> Task statement:
Write out each line from the data below that includes the word "Learning".

[[ Data excerpts, beginning ]]

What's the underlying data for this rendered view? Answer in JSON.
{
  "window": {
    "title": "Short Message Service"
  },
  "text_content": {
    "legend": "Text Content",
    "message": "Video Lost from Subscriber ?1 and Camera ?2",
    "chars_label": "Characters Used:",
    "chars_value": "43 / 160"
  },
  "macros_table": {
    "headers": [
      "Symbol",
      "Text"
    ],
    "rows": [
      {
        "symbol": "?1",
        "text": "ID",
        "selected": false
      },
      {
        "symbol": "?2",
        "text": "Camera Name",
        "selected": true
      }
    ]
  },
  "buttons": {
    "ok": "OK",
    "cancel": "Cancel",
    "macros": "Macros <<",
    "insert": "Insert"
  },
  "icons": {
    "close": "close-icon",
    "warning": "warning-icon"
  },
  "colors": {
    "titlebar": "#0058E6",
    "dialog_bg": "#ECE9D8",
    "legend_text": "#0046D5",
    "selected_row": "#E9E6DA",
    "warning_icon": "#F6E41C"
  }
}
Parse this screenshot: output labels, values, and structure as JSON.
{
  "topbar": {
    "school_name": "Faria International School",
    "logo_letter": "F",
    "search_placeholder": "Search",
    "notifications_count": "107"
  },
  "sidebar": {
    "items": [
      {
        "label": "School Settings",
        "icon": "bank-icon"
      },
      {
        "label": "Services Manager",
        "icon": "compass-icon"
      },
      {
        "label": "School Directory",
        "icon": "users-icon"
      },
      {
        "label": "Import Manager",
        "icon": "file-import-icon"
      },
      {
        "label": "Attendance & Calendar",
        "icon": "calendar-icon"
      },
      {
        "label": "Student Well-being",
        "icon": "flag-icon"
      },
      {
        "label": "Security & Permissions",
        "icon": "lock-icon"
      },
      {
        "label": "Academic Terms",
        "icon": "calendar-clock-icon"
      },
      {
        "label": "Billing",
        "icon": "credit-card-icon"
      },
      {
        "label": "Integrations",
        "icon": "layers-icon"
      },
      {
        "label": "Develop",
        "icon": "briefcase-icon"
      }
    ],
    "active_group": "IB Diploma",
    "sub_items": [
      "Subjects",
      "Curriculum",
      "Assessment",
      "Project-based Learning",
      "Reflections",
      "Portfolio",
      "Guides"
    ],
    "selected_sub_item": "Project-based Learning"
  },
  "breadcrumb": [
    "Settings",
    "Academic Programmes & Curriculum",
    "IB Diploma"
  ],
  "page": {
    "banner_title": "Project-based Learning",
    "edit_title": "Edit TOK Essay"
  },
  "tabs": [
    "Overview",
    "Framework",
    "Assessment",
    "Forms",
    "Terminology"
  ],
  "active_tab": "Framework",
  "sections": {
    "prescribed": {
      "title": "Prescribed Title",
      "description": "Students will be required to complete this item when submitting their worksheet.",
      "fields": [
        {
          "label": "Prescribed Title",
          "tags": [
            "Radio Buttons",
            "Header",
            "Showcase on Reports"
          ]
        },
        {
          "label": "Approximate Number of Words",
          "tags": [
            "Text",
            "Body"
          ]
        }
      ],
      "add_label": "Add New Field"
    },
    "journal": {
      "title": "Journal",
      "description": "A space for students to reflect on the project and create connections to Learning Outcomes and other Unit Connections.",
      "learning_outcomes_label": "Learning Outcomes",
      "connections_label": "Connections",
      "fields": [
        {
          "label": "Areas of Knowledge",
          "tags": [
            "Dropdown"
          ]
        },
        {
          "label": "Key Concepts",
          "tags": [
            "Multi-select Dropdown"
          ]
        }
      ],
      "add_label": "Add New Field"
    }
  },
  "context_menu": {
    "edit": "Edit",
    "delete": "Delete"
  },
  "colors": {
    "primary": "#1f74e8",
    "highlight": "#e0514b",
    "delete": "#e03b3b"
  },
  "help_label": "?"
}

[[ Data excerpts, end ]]

> Solution for this task:
      "Project-based Learning",
    "selected_sub_item": "Project-based Learning"
    "banner_title": "Project-based Learning",
      "description": "A space for students to reflect on the project and create connections to Learning Outcomes and other Unit Connections.",
      "learning_outcomes_label": "Learning Outcomes",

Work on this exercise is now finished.